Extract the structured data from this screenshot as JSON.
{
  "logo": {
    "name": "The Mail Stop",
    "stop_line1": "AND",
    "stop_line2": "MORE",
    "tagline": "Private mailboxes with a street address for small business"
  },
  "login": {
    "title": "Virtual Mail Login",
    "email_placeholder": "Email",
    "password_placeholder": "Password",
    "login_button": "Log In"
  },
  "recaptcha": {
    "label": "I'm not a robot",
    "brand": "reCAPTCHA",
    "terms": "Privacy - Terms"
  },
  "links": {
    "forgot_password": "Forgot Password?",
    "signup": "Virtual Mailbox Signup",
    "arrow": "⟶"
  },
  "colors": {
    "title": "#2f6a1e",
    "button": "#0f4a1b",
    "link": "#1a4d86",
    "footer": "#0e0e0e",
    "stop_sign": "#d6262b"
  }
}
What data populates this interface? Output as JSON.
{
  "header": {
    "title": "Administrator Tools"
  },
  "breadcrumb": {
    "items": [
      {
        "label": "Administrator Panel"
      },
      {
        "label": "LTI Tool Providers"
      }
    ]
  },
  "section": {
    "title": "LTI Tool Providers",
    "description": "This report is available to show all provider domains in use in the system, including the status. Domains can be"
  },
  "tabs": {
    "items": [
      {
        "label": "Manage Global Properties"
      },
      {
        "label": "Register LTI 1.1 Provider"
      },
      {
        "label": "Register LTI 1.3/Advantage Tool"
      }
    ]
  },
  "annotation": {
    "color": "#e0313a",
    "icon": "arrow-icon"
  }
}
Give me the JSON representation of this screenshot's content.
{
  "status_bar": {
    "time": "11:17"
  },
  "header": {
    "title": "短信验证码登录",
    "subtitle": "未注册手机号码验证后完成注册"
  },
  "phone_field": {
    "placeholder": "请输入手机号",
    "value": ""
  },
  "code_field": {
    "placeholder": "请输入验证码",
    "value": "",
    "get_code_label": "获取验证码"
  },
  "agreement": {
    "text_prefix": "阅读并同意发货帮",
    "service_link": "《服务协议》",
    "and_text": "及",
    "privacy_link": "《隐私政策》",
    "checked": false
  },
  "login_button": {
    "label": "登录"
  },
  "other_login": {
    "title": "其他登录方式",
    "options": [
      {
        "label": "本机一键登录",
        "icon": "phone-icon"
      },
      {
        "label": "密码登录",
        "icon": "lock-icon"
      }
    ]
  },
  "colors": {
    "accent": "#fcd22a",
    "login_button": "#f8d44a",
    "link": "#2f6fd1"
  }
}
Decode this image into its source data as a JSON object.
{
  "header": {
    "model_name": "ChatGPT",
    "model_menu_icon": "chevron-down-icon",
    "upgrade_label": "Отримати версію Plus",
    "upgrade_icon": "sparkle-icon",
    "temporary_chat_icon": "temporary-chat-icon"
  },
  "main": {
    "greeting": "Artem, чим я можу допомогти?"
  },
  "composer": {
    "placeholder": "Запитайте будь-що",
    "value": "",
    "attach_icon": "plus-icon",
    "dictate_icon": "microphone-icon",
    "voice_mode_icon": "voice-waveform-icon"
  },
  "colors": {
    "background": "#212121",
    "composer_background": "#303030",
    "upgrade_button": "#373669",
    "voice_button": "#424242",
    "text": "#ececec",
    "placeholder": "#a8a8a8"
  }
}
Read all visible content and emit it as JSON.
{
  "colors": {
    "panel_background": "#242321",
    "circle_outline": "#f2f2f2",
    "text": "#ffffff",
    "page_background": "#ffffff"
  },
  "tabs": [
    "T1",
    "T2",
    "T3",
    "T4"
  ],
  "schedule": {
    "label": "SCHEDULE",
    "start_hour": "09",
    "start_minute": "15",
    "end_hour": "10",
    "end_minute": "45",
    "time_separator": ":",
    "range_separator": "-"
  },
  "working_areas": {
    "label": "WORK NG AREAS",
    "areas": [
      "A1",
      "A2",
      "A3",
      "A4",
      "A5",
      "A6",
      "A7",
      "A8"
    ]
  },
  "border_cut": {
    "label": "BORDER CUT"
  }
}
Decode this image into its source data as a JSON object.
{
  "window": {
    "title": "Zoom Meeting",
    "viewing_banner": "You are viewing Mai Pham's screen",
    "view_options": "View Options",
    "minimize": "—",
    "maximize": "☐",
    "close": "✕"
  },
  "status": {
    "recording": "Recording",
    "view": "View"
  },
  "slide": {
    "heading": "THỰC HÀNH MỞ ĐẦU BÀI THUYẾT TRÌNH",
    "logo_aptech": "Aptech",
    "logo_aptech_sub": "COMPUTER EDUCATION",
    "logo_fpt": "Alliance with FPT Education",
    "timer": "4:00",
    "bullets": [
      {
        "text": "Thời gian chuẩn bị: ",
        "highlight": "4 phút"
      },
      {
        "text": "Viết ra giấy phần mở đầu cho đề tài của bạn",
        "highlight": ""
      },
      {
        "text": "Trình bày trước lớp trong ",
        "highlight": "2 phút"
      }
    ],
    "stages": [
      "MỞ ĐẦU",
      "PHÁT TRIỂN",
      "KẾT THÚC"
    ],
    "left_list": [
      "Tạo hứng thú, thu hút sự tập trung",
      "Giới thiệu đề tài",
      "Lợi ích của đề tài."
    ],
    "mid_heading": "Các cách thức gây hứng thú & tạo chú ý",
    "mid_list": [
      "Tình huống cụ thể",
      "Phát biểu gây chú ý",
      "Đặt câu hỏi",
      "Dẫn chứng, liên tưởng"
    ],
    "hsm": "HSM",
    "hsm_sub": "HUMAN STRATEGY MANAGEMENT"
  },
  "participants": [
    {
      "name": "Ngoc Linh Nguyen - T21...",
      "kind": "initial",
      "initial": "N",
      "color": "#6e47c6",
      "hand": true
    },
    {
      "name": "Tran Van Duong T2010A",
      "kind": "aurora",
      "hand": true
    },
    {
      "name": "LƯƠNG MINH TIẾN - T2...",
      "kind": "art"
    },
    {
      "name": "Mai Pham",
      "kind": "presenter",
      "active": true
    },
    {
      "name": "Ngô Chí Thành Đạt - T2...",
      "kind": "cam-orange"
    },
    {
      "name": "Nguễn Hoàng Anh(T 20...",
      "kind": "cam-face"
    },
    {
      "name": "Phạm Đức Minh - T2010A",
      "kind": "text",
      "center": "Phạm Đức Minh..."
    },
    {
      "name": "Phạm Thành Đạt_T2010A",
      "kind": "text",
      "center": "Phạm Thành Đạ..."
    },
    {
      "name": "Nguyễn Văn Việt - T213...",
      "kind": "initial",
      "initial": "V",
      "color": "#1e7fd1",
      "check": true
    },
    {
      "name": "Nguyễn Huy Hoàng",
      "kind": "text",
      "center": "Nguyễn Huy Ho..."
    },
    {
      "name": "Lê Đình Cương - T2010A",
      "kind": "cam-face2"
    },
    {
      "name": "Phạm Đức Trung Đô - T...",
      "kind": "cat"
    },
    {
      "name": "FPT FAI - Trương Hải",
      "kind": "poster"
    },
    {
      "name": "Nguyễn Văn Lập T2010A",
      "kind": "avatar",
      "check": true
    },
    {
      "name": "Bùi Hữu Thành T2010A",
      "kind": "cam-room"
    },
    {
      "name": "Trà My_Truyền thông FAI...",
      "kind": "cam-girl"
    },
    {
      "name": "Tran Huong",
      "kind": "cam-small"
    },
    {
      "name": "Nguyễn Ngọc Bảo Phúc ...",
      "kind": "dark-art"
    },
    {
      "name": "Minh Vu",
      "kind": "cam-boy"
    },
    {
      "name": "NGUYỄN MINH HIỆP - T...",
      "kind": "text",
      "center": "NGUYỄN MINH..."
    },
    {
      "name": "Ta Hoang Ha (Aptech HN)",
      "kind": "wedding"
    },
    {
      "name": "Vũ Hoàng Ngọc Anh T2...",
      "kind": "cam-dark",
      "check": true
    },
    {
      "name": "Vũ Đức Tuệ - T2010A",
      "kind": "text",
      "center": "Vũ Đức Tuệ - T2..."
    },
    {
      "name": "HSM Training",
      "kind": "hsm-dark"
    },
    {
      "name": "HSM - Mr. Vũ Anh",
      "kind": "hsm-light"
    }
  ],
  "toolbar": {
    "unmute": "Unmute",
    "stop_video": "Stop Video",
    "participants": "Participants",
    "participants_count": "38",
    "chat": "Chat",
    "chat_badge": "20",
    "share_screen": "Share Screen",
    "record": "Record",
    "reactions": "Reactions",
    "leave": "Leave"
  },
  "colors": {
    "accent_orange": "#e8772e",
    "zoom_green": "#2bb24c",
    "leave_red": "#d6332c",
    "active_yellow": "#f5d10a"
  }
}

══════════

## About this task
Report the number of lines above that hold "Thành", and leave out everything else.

## Task result
4